Merryl Israel Aron and Bob Hope.









St Petersburg 1849 – 1935 Paris


Jean Béraud was born in St Petersburg in 1849, the son of a French sculptor, Jean Béraud, who had probably moved to the city to work on the cathedral of St Isaac. His mother took the family to Paris after her husband’s death in 1853. Jean, like his future friend Marcel Proust, was educated at the Lycée Bonaparte (today the Lycée Condorcet). He briefly studied law at the University of Paris and in 1870-71 served in the Garde Nationale during the Siege of Paris. Abandoning law for art, in 1872-3 he studied in the studio of the portrait painter Léon Bonnat. Béraud exhibited two portraits at the Salon in 1873, showing there until 1889.


Béraud’s Salon exhibit of 1876, After the funeral (private collection), established his reputation as a chronicler of Parisian life in paintings which combine an Impressionistic freedom of brushwork with acute and witty observation of fashions, physiognomies, class and personalities in the ordered chaos of the teeming modern city. Once declaring ‘I find everything but Paris wearisome’, Béraud painted both high life and low life, from aristocratic salons and racing at Auteil to Insoumises in the lock-up, 1886 (private collection), which depicts prostitutes rounded up by the police in the cold light of dawn. A brilliant draughtsman and illustrator, Béraud sketched his Parisians from the windows of horse-drawn cabs.


Béraud’s work was greeted with great enthusiasm and he was welcomed into Parisian society, receiving commissions for portraits from famous figures such as the Prince d’Orléans and Prince Troubetskoy. Urbane and exquisitely dressed, he frequented the salons of the Countesses Potocka, de Noailles and d’Agoult, and in 1897 was Proust’s Second in a duel. Béraud, who never married, was also happy in theatrical company: his closest friend was the celebrated actor Coquelin the Elder.


Jean Béraud was a founding member and Vice President of the Sociéte Nationale des Beaux-arts, where he exhibited between 1910 and 1929. He was awarded a gold medal from the Society of French Artists in 1889 and a gold medal at the Universal Exhibition in 1889. In 1887 he was made a Chevalier of the Légion d’Honneur.

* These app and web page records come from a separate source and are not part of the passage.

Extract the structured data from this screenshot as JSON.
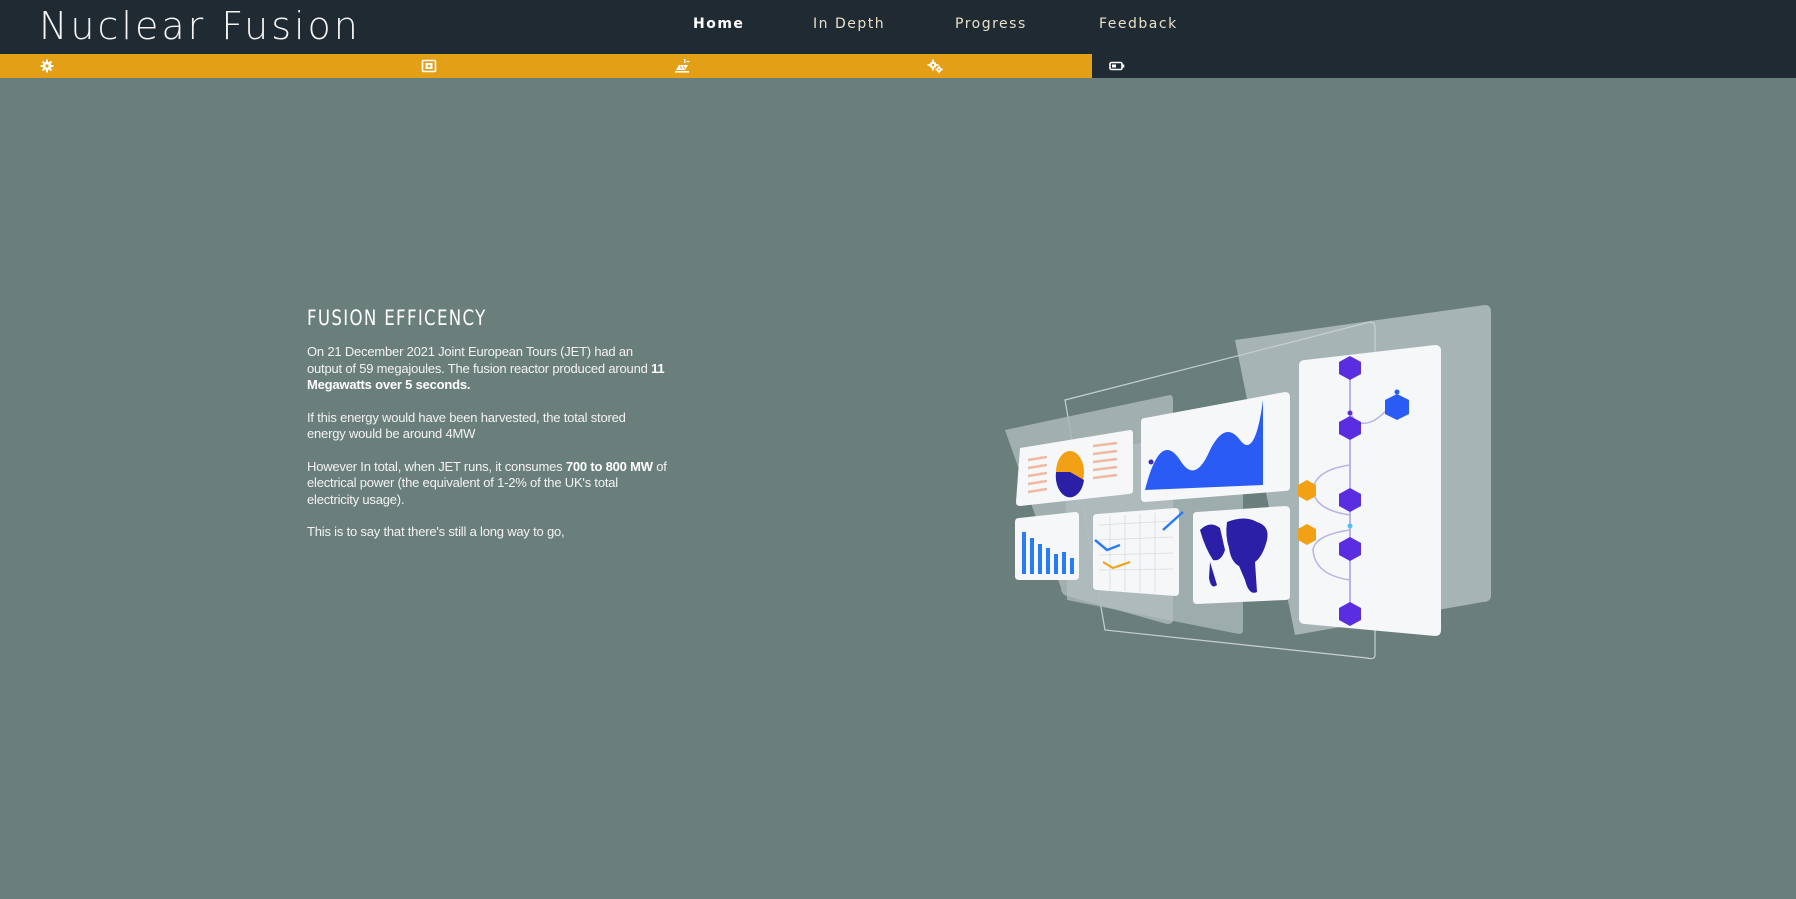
{
  "header": {
    "brand": "Nuclear Fusion",
    "nav": [
      {
        "label": "Home",
        "active": true
      },
      {
        "label": "In Depth",
        "active": false
      },
      {
        "label": "Progress",
        "active": false
      },
      {
        "label": "Feedback",
        "active": false
      }
    ]
  },
  "iconbar": {
    "icons": [
      "gear-icon",
      "radiation-box-icon",
      "solar-panel-icon",
      "gears-icon",
      "battery-icon"
    ],
    "accent": "#e39f16",
    "dark": "#1f2a33"
  },
  "main": {
    "title": "FUSION EFFICENCY",
    "p1_a": "On 21 December 2021 Joint European Tours (JET) had an output of 59 megajoules. The fusion reactor produced around ",
    "p1_b": "11 Megawatts over 5 seconds.",
    "p2": "If this energy would have been harvested, the total stored energy would be around 4MW",
    "p3_a": "However In total, when JET runs, it consumes ",
    "p3_b": "700 to 800 MW",
    "p3_c": " of electrical power (the equivalent of 1-2% of the UK's total electricity usage).",
    "p4": "This is to say that there's still a long way to go,"
  },
  "colors": {
    "background": "#6a7f7c",
    "header": "#1f2a33",
    "accent": "#e39f16"
  }
}
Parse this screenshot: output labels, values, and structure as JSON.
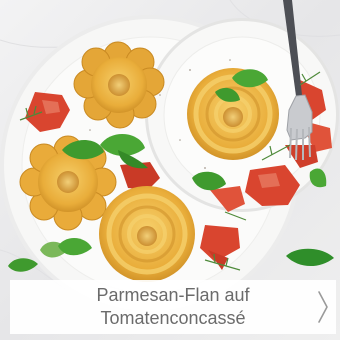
{
  "recipe_card": {
    "title_line_1": "Parmesan-Flan auf",
    "title_line_2": "Tomatenconcassé",
    "next_icon": "chevron-right-icon"
  },
  "colors": {
    "background_marble": "#e9e9ea",
    "plate": "#f7f7f6",
    "flan": "#e9ad3a",
    "tomato": "#d9452f",
    "basil": "#3f9a2e",
    "caption_text": "#6b6b6b"
  }
}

In 1891 Béraud caused a scandal by exhibiting at the Salon Mary Magdalene visiting the Pharisee (Musée d’Orsay, Paris), which transposed the Biblical story into a contemporary setting and shone a harsh light on modern morals. Several paintings of subsequent decades show the inhabitants of modern Paris taking part in the events of the Bible, such as the Mocking of Christ, or allude to the gap between rich and poor, such as The insurgence, 1896 (private collection). Béraud’s satires were coldly received, although he remained an important figure in the artistic life of Paris. Following his death in 1935, the Musée Carnavalet held a retrospective of his work.


The work of Jean Béraud is represented in museums in the Musée du Louvre, Paris; the Musée d’Orsay, Paris; the National Gallery, London; the Metropolitan Museum of Art, New York; the National Gallery of Art, Washington DC and the Pushkin Museum, Moscow.

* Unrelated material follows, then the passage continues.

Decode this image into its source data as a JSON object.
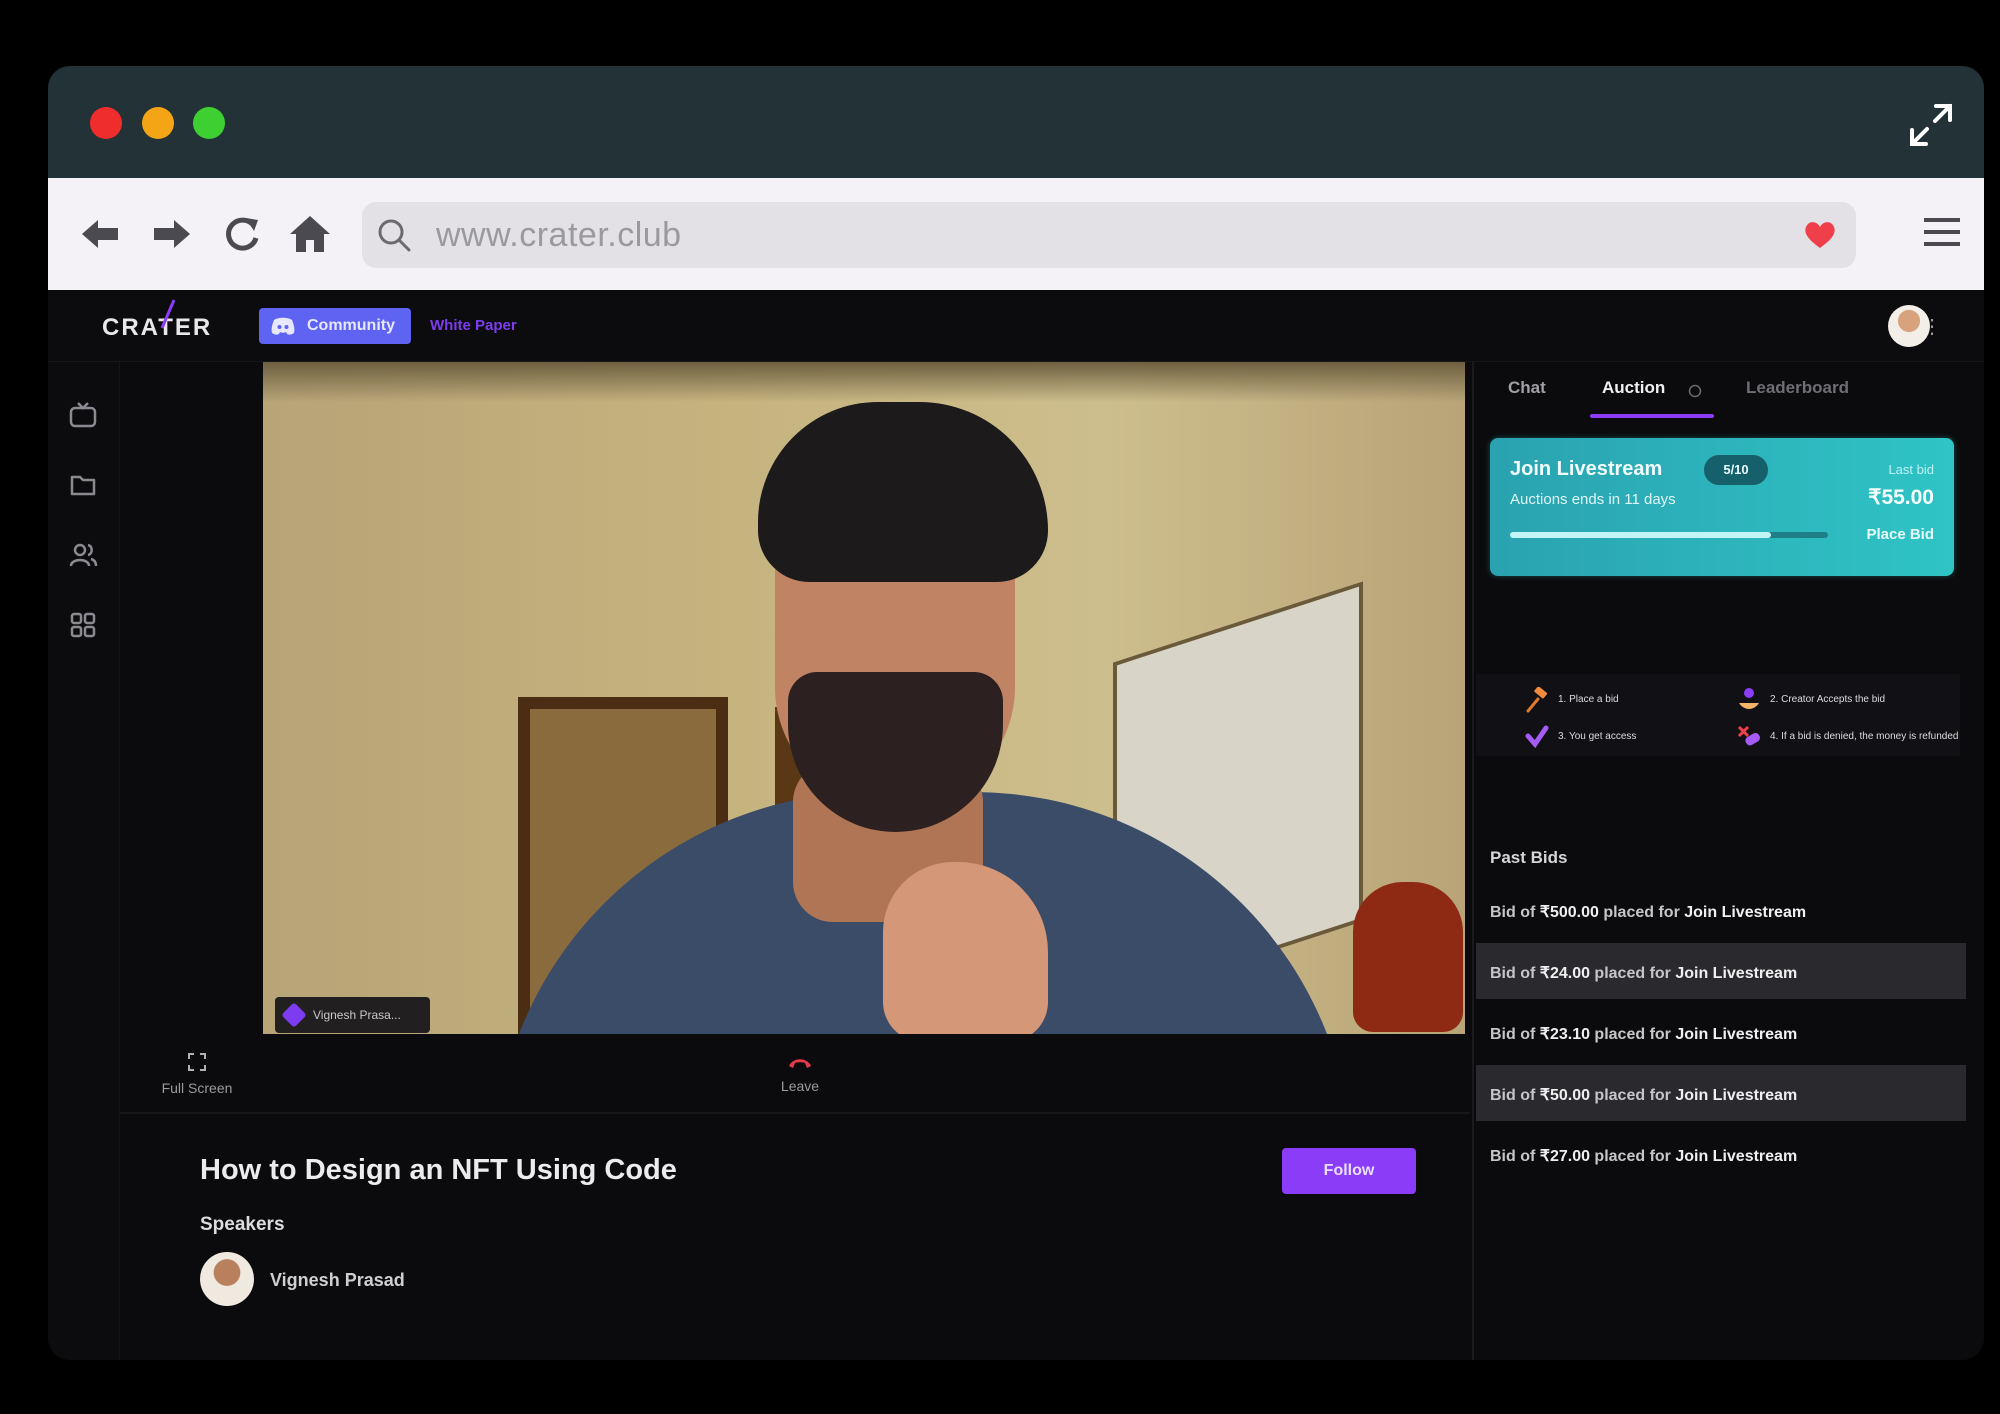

[1] Paris of Today, translated from the Danish by Olga Finch, New York, 1891, p.73.

ImpressionistJean Beraud